* What to work on:
With the string "List" as the filter, copy each matching line from the records.

* The input:

>>>>>

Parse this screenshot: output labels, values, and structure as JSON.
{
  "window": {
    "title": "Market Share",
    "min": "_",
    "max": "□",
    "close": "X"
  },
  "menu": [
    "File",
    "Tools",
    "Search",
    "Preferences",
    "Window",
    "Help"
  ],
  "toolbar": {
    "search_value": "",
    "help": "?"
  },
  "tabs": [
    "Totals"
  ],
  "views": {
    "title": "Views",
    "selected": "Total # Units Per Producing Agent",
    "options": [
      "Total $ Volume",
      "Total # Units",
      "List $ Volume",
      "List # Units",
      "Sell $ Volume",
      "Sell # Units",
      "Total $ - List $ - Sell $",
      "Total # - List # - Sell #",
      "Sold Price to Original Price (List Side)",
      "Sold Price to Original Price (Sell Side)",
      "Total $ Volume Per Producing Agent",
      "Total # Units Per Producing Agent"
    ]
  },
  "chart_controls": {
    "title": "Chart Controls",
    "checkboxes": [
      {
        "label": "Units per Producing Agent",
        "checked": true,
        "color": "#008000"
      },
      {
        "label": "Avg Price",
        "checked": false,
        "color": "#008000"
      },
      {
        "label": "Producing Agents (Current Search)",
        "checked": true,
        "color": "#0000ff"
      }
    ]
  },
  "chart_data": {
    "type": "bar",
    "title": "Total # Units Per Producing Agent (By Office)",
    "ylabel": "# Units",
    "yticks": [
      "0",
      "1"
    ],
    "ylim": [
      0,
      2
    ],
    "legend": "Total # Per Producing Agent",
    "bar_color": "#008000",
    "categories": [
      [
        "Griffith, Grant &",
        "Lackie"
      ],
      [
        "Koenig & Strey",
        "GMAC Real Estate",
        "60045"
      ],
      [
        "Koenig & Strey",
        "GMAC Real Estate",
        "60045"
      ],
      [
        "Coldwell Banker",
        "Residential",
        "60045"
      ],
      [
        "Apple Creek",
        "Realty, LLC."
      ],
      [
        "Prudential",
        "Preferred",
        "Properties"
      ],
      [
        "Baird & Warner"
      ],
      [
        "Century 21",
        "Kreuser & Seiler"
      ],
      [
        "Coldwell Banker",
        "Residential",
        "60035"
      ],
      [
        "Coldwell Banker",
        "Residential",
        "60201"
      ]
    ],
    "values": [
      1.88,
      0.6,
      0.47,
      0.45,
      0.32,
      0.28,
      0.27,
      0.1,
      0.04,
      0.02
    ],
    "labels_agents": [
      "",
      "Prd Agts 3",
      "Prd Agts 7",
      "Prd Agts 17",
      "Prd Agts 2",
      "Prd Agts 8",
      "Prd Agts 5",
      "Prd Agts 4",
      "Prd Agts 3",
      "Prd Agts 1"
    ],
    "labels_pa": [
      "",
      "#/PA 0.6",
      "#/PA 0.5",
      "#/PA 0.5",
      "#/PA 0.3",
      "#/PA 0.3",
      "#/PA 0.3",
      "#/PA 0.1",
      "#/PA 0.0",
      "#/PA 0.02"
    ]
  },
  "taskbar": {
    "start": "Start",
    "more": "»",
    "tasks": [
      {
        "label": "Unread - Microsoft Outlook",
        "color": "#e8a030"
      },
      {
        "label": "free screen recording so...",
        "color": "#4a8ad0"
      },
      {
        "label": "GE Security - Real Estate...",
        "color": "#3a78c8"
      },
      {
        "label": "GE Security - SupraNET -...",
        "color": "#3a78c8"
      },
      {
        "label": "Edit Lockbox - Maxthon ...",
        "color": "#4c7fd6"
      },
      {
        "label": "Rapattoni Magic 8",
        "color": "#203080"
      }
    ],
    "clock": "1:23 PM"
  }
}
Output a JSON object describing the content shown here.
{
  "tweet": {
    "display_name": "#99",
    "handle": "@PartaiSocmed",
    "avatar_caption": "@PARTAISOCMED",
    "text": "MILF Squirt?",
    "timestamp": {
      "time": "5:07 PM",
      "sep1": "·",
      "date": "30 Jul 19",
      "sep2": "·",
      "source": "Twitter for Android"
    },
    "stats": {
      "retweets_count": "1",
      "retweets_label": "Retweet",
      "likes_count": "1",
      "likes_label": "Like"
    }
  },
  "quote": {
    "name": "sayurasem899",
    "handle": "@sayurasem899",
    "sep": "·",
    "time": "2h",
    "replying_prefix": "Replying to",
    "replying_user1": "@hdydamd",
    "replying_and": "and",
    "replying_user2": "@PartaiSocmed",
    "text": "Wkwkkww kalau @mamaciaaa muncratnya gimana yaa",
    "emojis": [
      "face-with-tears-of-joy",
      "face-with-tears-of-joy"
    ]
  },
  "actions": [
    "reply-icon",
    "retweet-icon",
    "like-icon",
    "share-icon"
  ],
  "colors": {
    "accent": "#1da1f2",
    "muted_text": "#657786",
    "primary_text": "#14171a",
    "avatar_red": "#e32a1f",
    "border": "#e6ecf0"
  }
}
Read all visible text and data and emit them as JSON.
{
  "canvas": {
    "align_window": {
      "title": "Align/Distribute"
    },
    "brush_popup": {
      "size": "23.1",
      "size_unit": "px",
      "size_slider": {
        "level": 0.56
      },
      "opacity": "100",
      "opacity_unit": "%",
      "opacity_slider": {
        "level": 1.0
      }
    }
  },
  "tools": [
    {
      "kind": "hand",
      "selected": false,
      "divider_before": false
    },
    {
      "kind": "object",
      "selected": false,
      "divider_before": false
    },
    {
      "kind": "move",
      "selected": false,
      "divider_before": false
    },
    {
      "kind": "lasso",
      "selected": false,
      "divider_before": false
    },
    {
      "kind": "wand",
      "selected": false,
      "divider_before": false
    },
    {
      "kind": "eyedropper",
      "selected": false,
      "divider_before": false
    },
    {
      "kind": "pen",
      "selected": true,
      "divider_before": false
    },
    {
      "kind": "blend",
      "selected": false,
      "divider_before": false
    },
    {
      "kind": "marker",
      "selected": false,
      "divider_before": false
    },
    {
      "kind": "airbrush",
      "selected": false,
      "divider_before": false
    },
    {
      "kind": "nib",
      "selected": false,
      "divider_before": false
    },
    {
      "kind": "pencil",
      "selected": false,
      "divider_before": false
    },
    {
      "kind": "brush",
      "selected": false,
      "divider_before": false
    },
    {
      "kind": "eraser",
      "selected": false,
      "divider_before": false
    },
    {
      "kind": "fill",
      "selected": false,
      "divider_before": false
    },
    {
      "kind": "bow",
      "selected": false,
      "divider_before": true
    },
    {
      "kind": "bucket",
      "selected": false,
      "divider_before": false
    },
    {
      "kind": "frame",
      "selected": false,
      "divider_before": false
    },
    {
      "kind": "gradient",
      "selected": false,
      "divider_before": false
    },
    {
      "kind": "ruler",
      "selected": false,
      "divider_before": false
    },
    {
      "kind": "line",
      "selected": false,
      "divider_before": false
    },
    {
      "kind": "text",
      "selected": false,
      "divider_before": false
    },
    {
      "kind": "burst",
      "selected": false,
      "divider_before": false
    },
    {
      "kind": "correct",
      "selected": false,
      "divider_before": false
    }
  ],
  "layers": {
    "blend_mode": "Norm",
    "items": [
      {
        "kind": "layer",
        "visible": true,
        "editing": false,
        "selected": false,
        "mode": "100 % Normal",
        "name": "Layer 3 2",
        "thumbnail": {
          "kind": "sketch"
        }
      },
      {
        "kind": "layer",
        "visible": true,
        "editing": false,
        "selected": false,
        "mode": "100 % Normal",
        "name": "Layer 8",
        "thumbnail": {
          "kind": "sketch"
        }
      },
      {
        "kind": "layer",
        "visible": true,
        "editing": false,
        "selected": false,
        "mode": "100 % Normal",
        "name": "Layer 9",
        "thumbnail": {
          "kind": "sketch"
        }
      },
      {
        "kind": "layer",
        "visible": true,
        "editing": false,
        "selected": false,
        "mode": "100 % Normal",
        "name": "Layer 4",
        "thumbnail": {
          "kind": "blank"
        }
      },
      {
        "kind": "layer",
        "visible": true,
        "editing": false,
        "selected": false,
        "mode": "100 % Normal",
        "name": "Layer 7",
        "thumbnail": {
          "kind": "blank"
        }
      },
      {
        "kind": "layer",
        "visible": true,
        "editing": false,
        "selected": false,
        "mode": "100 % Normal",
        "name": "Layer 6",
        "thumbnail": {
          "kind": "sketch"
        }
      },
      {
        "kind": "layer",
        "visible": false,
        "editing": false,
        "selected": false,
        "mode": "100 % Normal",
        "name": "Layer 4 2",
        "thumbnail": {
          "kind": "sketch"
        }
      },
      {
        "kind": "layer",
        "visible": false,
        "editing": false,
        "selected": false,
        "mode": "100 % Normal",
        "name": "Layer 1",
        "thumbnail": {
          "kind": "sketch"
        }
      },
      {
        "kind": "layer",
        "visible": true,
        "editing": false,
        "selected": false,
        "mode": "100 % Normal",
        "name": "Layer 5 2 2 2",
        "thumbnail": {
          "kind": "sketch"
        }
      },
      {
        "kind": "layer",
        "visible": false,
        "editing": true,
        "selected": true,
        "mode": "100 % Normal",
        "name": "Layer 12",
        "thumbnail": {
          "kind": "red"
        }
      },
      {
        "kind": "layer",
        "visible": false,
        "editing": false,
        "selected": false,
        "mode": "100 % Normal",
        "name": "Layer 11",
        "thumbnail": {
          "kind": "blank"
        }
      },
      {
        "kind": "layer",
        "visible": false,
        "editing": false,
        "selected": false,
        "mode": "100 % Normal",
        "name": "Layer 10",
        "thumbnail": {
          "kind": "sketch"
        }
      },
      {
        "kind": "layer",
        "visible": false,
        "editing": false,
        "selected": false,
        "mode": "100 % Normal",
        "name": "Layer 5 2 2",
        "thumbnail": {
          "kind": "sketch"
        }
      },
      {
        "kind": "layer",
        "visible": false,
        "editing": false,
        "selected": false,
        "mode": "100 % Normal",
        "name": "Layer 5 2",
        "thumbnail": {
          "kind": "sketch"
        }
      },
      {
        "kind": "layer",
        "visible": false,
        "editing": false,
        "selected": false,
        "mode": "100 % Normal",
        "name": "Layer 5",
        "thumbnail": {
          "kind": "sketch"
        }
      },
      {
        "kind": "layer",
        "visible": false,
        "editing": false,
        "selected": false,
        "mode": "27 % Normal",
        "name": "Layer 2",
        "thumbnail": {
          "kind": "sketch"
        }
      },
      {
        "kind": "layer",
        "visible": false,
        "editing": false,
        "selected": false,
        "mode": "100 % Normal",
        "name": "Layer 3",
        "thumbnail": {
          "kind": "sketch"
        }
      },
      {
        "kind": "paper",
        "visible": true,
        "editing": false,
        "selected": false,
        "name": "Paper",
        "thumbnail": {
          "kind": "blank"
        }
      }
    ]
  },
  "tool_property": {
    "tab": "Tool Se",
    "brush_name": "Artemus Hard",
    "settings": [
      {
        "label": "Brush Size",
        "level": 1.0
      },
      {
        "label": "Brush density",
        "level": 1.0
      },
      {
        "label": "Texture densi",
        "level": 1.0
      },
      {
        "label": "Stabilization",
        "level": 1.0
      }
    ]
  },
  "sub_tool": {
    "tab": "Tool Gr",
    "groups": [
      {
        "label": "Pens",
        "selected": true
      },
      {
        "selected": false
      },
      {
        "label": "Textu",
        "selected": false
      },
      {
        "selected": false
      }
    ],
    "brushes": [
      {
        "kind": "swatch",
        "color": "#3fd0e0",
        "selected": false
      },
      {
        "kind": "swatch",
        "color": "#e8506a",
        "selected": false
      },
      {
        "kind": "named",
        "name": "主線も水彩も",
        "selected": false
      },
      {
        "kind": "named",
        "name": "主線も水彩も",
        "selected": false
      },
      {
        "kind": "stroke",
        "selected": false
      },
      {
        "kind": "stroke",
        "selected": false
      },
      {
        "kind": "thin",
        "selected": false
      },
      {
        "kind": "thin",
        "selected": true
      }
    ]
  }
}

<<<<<

* Task response:
      "List $ Volume",
      "List # Units",
      "Total $ - List $ - Sell $",
      "Total # - List # - Sell #",
      "Sold Price to Original Price (List Side)",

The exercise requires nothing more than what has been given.